1. Los Angeles has no true center.
In most world-class cities, you can step off a plane and onto a train that’ll whisk you into the heart of the city. Not so in L.A. First of all, said train doesn’t exist (at least not until 2024). But second, L.A. is simply too spread out to stick to one compact area.
You can’t just wander around most of the city on foot and expect to stumble onto something amazing. On paper, Downtown L.A. comes close to being a central exception: The onetime dead zone has developed walkable district for bars, restaurants, performance spaces and museums, all linked up by public transit. But DTLA is still very hit-or-miss when it comes to how exciting or pleasant you’ll find each block, and the pandemic has sapped much of the dense area’s momentum.

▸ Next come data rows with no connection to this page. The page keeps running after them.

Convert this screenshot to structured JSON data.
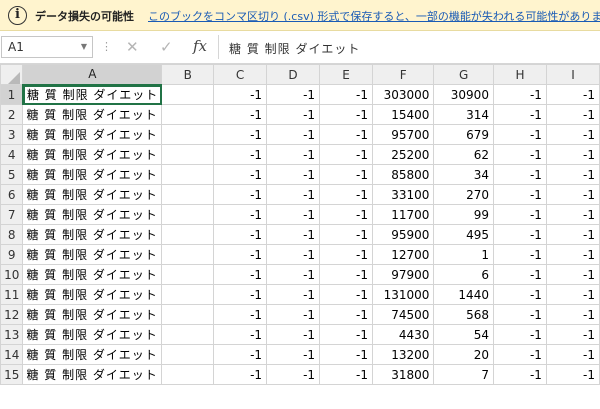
{
  "warning": {
    "icon": "info-icon",
    "icon_glyph": "i",
    "title": "データ損失の可能性",
    "message": "このブックをコンマ区切り (.csv) 形式で保存すると、一部の機能が失われる可能性があります。機能が失わないようにするには"
  },
  "formula_bar": {
    "name_box": "A1",
    "formula": "糖 質 制限 ダイエット",
    "fx_label": "fx"
  },
  "sheet": {
    "columns": [
      "A",
      "B",
      "C",
      "D",
      "E",
      "F",
      "G",
      "H",
      "I"
    ],
    "rows": [
      {
        "num": "1",
        "a": "糖 質 制限 ダイエット",
        "c": "-1",
        "d": "-1",
        "e": "-1",
        "f": "303000",
        "g": "30900",
        "h": "-1",
        "i": "-1"
      },
      {
        "num": "2",
        "a": "糖 質 制限 ダイエット",
        "c": "-1",
        "d": "-1",
        "e": "-1",
        "f": "15400",
        "g": "314",
        "h": "-1",
        "i": "-1"
      },
      {
        "num": "3",
        "a": "糖 質 制限 ダイエット",
        "c": "-1",
        "d": "-1",
        "e": "-1",
        "f": "95700",
        "g": "679",
        "h": "-1",
        "i": "-1"
      },
      {
        "num": "4",
        "a": "糖 質 制限 ダイエット",
        "c": "-1",
        "d": "-1",
        "e": "-1",
        "f": "25200",
        "g": "62",
        "h": "-1",
        "i": "-1"
      },
      {
        "num": "5",
        "a": "糖 質 制限 ダイエット",
        "c": "-1",
        "d": "-1",
        "e": "-1",
        "f": "85800",
        "g": "34",
        "h": "-1",
        "i": "-1"
      },
      {
        "num": "6",
        "a": "糖 質 制限 ダイエット",
        "c": "-1",
        "d": "-1",
        "e": "-1",
        "f": "33100",
        "g": "270",
        "h": "-1",
        "i": "-1"
      },
      {
        "num": "7",
        "a": "糖 質 制限 ダイエット",
        "c": "-1",
        "d": "-1",
        "e": "-1",
        "f": "11700",
        "g": "99",
        "h": "-1",
        "i": "-1"
      },
      {
        "num": "8",
        "a": "糖 質 制限 ダイエット",
        "c": "-1",
        "d": "-1",
        "e": "-1",
        "f": "95900",
        "g": "495",
        "h": "-1",
        "i": "-1"
      },
      {
        "num": "9",
        "a": "糖 質 制限 ダイエット",
        "c": "-1",
        "d": "-1",
        "e": "-1",
        "f": "12700",
        "g": "1",
        "h": "-1",
        "i": "-1"
      },
      {
        "num": "10",
        "a": "糖 質 制限 ダイエット",
        "c": "-1",
        "d": "-1",
        "e": "-1",
        "f": "97900",
        "g": "6",
        "h": "-1",
        "i": "-1"
      },
      {
        "num": "11",
        "a": "糖 質 制限 ダイエット",
        "c": "-1",
        "d": "-1",
        "e": "-1",
        "f": "131000",
        "g": "1440",
        "h": "-1",
        "i": "-1"
      },
      {
        "num": "12",
        "a": "糖 質 制限 ダイエット",
        "c": "-1",
        "d": "-1",
        "e": "-1",
        "f": "74500",
        "g": "568",
        "h": "-1",
        "i": "-1"
      },
      {
        "num": "13",
        "a": "糖 質 制限 ダイエット",
        "c": "-1",
        "d": "-1",
        "e": "-1",
        "f": "4430",
        "g": "54",
        "h": "-1",
        "i": "-1"
      },
      {
        "num": "14",
        "a": "糖 質 制限 ダイエット",
        "c": "-1",
        "d": "-1",
        "e": "-1",
        "f": "13200",
        "g": "20",
        "h": "-1",
        "i": "-1"
      },
      {
        "num": "15",
        "a": "糖 質 制限 ダイエット",
        "c": "-1",
        "d": "-1",
        "e": "-1",
        "f": "31800",
        "g": "7",
        "h": "-1",
        "i": "-1"
      }
    ]
  },
  "colors": {
    "accent": "#217346",
    "warning_bg": "#fff4ce",
    "link": "#1a5bb5"
  }
}
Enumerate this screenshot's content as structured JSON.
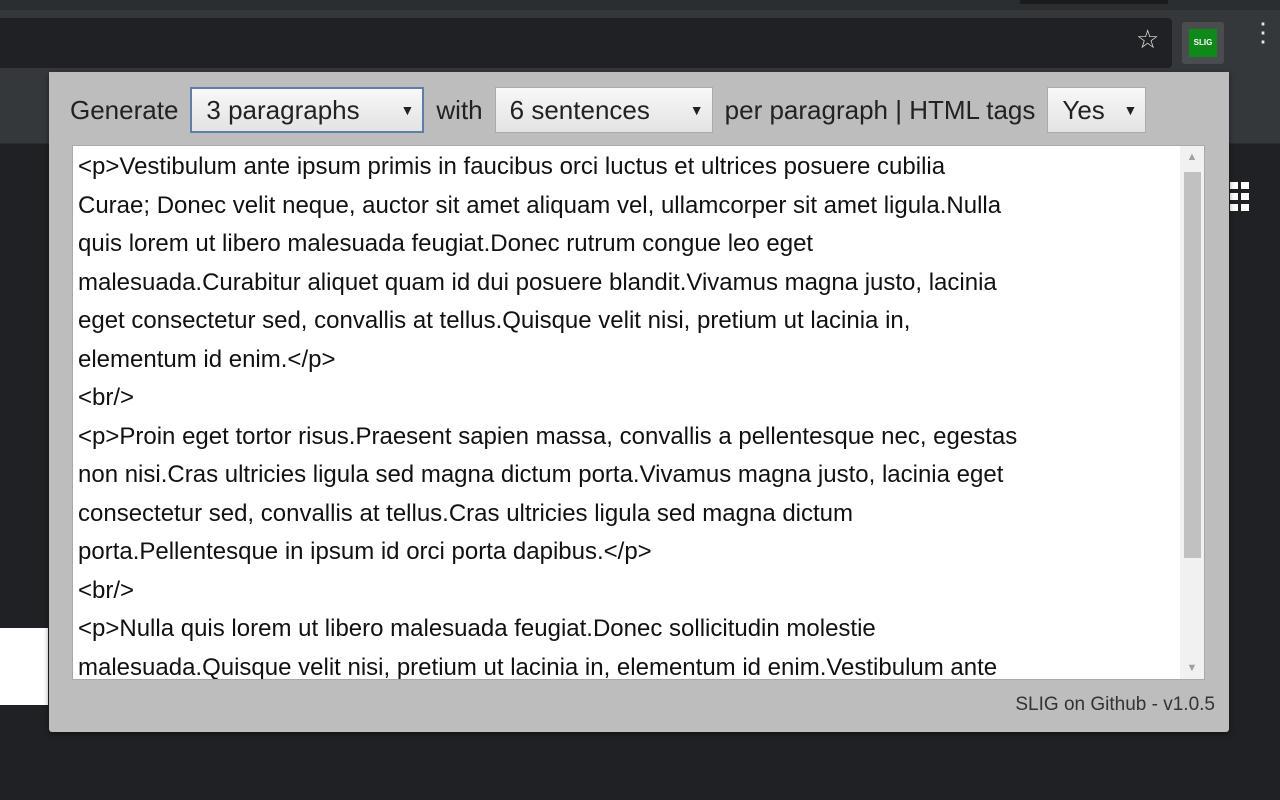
{
  "browser": {
    "bookmark_icon": "star-outline-icon",
    "extension_label": "SLIG",
    "extension_color": "#0f8a1a",
    "menu_icon": "vertical-dots-icon",
    "page_icon": "grid-icon"
  },
  "popup": {
    "generate_label": "Generate",
    "paragraphs_select": "3 paragraphs",
    "with_label": "with",
    "sentences_select": "6 sentences",
    "per_paragraph_label": "per paragraph | HTML tags",
    "html_tags_select": "Yes",
    "output_lines": [
      "<p>Vestibulum ante ipsum primis in faucibus orci luctus et ultrices posuere cubilia",
      "Curae; Donec velit neque, auctor sit amet aliquam vel, ullamcorper sit amet ligula.Nulla",
      "quis lorem ut libero malesuada feugiat.Donec rutrum congue leo eget",
      "malesuada.Curabitur aliquet quam id dui posuere blandit.Vivamus magna justo, lacinia",
      "eget consectetur sed, convallis at tellus.Quisque velit nisi, pretium ut lacinia in,",
      "elementum id enim.</p>",
      "<br/>",
      "<p>Proin eget tortor risus.Praesent sapien massa, convallis a pellentesque nec, egestas",
      "non nisi.Cras ultricies ligula sed magna dictum porta.Vivamus magna justo, lacinia eget",
      "consectetur sed, convallis at tellus.Cras ultricies ligula sed magna dictum",
      "porta.Pellentesque in ipsum id orci porta dapibus.</p>",
      "<br/>",
      "<p>Nulla quis lorem ut libero malesuada feugiat.Donec sollicitudin molestie",
      "malesuada.Quisque velit nisi, pretium ut lacinia in, elementum id enim.Vestibulum ante"
    ],
    "footer_link": "SLIG on Github - v1.0.5"
  }
}
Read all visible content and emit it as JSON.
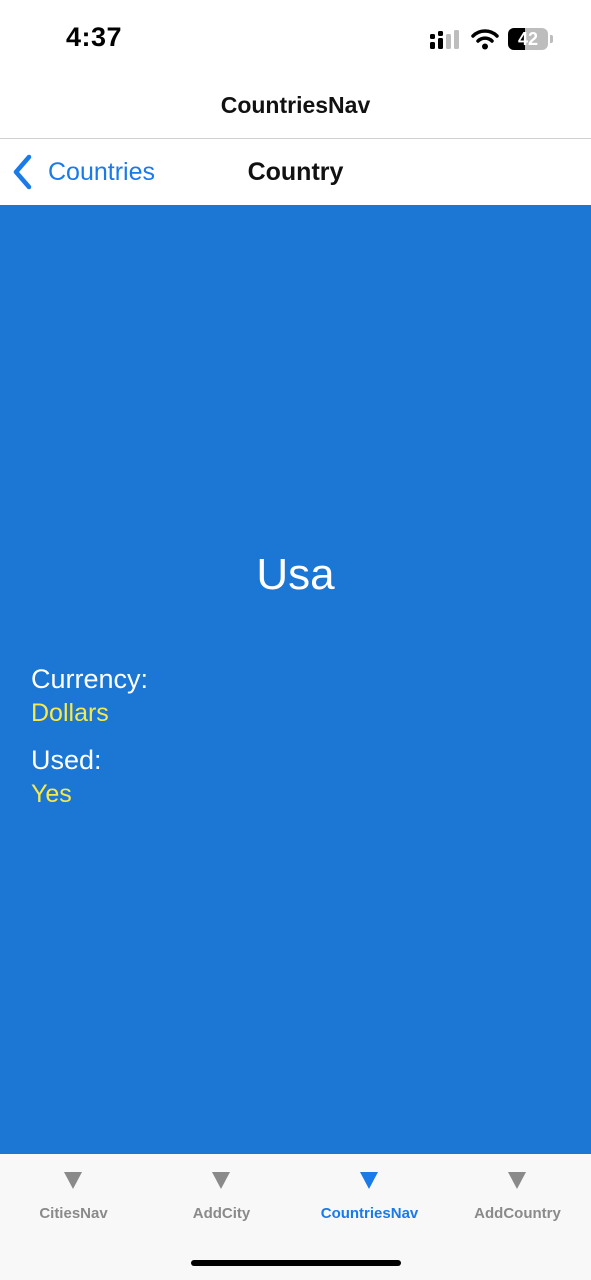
{
  "status_bar": {
    "time": "4:37",
    "battery_percent": 42,
    "battery_label": "42",
    "signal_icon": "cellular-signal-icon",
    "wifi_icon": "wifi-icon"
  },
  "outer_nav": {
    "title": "CountriesNav"
  },
  "inner_nav": {
    "back_label": "Countries",
    "back_icon": "chevron-left-icon",
    "title": "Country"
  },
  "country": {
    "name": "Usa",
    "currency_label": "Currency:",
    "currency_value": "Dollars",
    "used_label": "Used:",
    "used_value": "Yes"
  },
  "tab_bar": {
    "active_tab": "CountriesNav",
    "tabs": [
      {
        "label": "CitiesNav",
        "icon": "triangle-down-icon"
      },
      {
        "label": "AddCity",
        "icon": "triangle-down-icon"
      },
      {
        "label": "CountriesNav",
        "icon": "triangle-down-icon"
      },
      {
        "label": "AddCountry",
        "icon": "triangle-down-icon"
      }
    ]
  },
  "colors": {
    "content_background": "#1b76d4",
    "accent": "#1a7ae8",
    "value_text": "#f7e94a",
    "inactive_tab": "#8a8a8a"
  }
}
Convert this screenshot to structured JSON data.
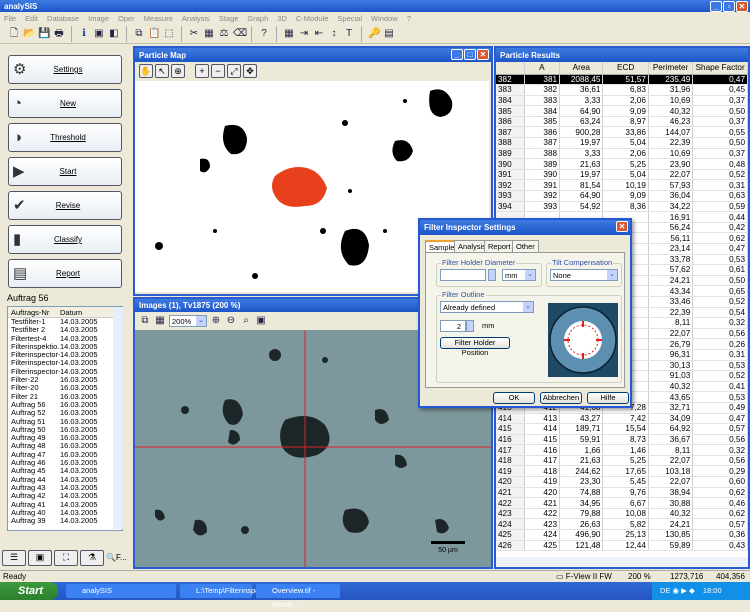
{
  "app": {
    "title": "analySIS"
  },
  "menu": [
    "File",
    "Edit",
    "Database",
    "Image",
    "Oper",
    "Measure",
    "Analysis",
    "Stage",
    "Graph",
    "3D",
    "C-Module",
    "Special",
    "Window",
    "?"
  ],
  "left": {
    "buttons": [
      {
        "label": "Settings",
        "icon": "settings-icon"
      },
      {
        "label": "New",
        "icon": "new-icon"
      },
      {
        "label": "Threshold",
        "icon": "threshold-icon"
      },
      {
        "label": "Start",
        "icon": "start-icon"
      },
      {
        "label": "Revise",
        "icon": "revise-icon"
      },
      {
        "label": "Classify",
        "icon": "classify-icon"
      },
      {
        "label": "Report",
        "icon": "report-icon"
      }
    ],
    "order_label": "Auftrag 56",
    "list_headers": [
      "Auftrags-Nr",
      "Datum"
    ],
    "list": [
      [
        "Testfilter-1",
        "14.03.2005"
      ],
      [
        "Testfilter 2",
        "14.03.2005"
      ],
      [
        "Filtertest-4",
        "14.03.2005"
      ],
      [
        "Filterinspektio...",
        "14.03.2005"
      ],
      [
        "Filterinspector-6",
        "14.03.2005"
      ],
      [
        "Filterinspector-5",
        "14.03.2005"
      ],
      [
        "Filterinspector-4",
        "14.03.2005"
      ],
      [
        "Filter-22",
        "16.03.2005"
      ],
      [
        "Filter-20",
        "16.03.2005"
      ],
      [
        "Filter 21",
        "16.03.2005"
      ],
      [
        "Auftrag 56",
        "16.03.2005"
      ],
      [
        "Auftrag 52",
        "16.03.2005"
      ],
      [
        "Auftrag 51",
        "16.03.2005"
      ],
      [
        "Auftrag 50",
        "16.03.2005"
      ],
      [
        "Auftrag 49",
        "16.03.2005"
      ],
      [
        "Auftrag 48",
        "16.03.2005"
      ],
      [
        "Auftrag 47",
        "16.03.2005"
      ],
      [
        "Auftrag 46",
        "16.03.2005"
      ],
      [
        "Auftrag 45",
        "14.03.2005"
      ],
      [
        "Auftrag 44",
        "14.03.2005"
      ],
      [
        "Auftrag 43",
        "14.03.2005"
      ],
      [
        "Auftrag 42",
        "14.03.2005"
      ],
      [
        "Auftrag 41",
        "14.03.2005"
      ],
      [
        "Auftrag 40",
        "14.03.2005"
      ],
      [
        "Auftrag 39",
        "14.03.2005"
      ]
    ],
    "bottom_tab_label": "F..."
  },
  "particle_map": {
    "title": "Particle Map"
  },
  "images": {
    "title": "Images (1), Tv1875 (200 %)",
    "zoom": "200%",
    "scale_label": "50 µm"
  },
  "results": {
    "title": "Particle Results",
    "headers": [
      "",
      "A",
      "Area",
      "ECD",
      "Perimeter",
      "Shape Factor"
    ],
    "rows": [
      [
        "382",
        "381",
        "2088,45",
        "51,57",
        "235,49",
        "0,47"
      ],
      [
        "383",
        "382",
        "36,61",
        "6,83",
        "31,96",
        "0,45"
      ],
      [
        "384",
        "383",
        "3,33",
        "2,06",
        "10,69",
        "0,37"
      ],
      [
        "385",
        "384",
        "64,90",
        "9,09",
        "40,32",
        "0,50"
      ],
      [
        "386",
        "385",
        "63,24",
        "8,97",
        "46,23",
        "0,37"
      ],
      [
        "387",
        "386",
        "900,28",
        "33,86",
        "144,07",
        "0,55"
      ],
      [
        "388",
        "387",
        "19,97",
        "5,04",
        "22,39",
        "0,50"
      ],
      [
        "389",
        "388",
        "3,33",
        "2,06",
        "10,69",
        "0,37"
      ],
      [
        "390",
        "389",
        "21,63",
        "5,25",
        "23,90",
        "0,48"
      ],
      [
        "391",
        "390",
        "19,97",
        "5,04",
        "22,07",
        "0,52"
      ],
      [
        "392",
        "391",
        "81,54",
        "10,19",
        "57,93",
        "0,31"
      ],
      [
        "393",
        "392",
        "64,90",
        "9,09",
        "36,04",
        "0,63"
      ],
      [
        "394",
        "393",
        "54,92",
        "8,36",
        "34,22",
        "0,59"
      ],
      [
        "",
        "",
        "",
        "",
        "16,91",
        "0,44"
      ],
      [
        "",
        "",
        "",
        "",
        "56,24",
        "0,42"
      ],
      [
        "",
        "",
        "",
        "",
        "56,11",
        "0,62"
      ],
      [
        "",
        "",
        "",
        "",
        "23,14",
        "0,47"
      ],
      [
        "",
        "",
        "",
        "",
        "33,78",
        "0,53"
      ],
      [
        "",
        "",
        "",
        "",
        "57,62",
        "0,61"
      ],
      [
        "",
        "",
        "",
        "",
        "24,21",
        "0,50"
      ],
      [
        "",
        "",
        "",
        "",
        "43,34",
        "0,65"
      ],
      [
        "",
        "",
        "",
        "",
        "33,46",
        "0,52"
      ],
      [
        "",
        "",
        "",
        "",
        "22,39",
        "0,54"
      ],
      [
        "",
        "",
        "",
        "",
        "8,11",
        "0,32"
      ],
      [
        "",
        "",
        "",
        "",
        "22,07",
        "0,56"
      ],
      [
        "",
        "",
        "",
        "",
        "26,79",
        "0,26"
      ],
      [
        "",
        "",
        "",
        "",
        "96,31",
        "0,31"
      ],
      [
        "",
        "",
        "",
        "",
        "30,13",
        "0,53"
      ],
      [
        "",
        "",
        "",
        "",
        "91,03",
        "0,52"
      ],
      [
        "",
        "",
        "",
        "",
        "40,32",
        "0,41"
      ],
      [
        "",
        "",
        "",
        "",
        "43,65",
        "0,53"
      ],
      [
        "413",
        "412",
        "41,60",
        "7,28",
        "32,71",
        "0,49"
      ],
      [
        "414",
        "413",
        "43,27",
        "7,42",
        "34,09",
        "0,47"
      ],
      [
        "415",
        "414",
        "189,71",
        "15,54",
        "64,92",
        "0,57"
      ],
      [
        "416",
        "415",
        "59,91",
        "8,73",
        "36,67",
        "0,56"
      ],
      [
        "417",
        "416",
        "1,66",
        "1,46",
        "8,11",
        "0,32"
      ],
      [
        "418",
        "417",
        "21,63",
        "5,25",
        "22,07",
        "0,56"
      ],
      [
        "419",
        "418",
        "244,62",
        "17,65",
        "103,18",
        "0,29"
      ],
      [
        "420",
        "419",
        "23,30",
        "5,45",
        "22,07",
        "0,60"
      ],
      [
        "421",
        "420",
        "74,88",
        "9,76",
        "38,94",
        "0,62"
      ],
      [
        "422",
        "421",
        "34,95",
        "6,67",
        "30,88",
        "0,46"
      ],
      [
        "423",
        "422",
        "79,88",
        "10,08",
        "40,32",
        "0,62"
      ],
      [
        "424",
        "423",
        "26,63",
        "5,82",
        "24,21",
        "0,57"
      ],
      [
        "425",
        "424",
        "496,90",
        "25,13",
        "130,85",
        "0,36"
      ],
      [
        "426",
        "425",
        "121,48",
        "12,44",
        "59,89",
        "0,43"
      ]
    ]
  },
  "dialog": {
    "title": "Filter Inspector Settings",
    "tabs": [
      "Sample",
      "Analysis",
      "Report",
      "Other"
    ],
    "holder_diameter_label": "Filter Holder Diameter",
    "holder_unit": "mm",
    "tilt_label": "Tilt Compensation",
    "tilt_value": "None",
    "outline_label": "Filter Outline",
    "outline_value": "Already defined",
    "outline_width": "2",
    "outline_unit": "mm",
    "position_button": "Filter Holder Position",
    "ok": "OK",
    "cancel": "Abbrechen",
    "help": "Hilfe"
  },
  "status": {
    "text": "Ready",
    "camera": "F-View II FW",
    "zoom": "200 %",
    "x": "1273,716",
    "y": "404,356"
  },
  "taskbar": {
    "start": "Start",
    "tasks": [
      "analySIS",
      "L:\\Temp\\Filterinspect...",
      "Overview.tif - Windo..."
    ],
    "lang": "DE",
    "clock": "18:00"
  }
}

Downtown also won’t satisfy most tourists’ ideas about an L.A. vacation—and that really goes for locals, too. Stick to only DTLA and you’d be missing out on hilly hikes through Griffith Park, dim sum in the San Gabriel Valley, Silver Lake’s coffee shop culture and all of the Westside’s glorious beaches and ritzy shopping districts.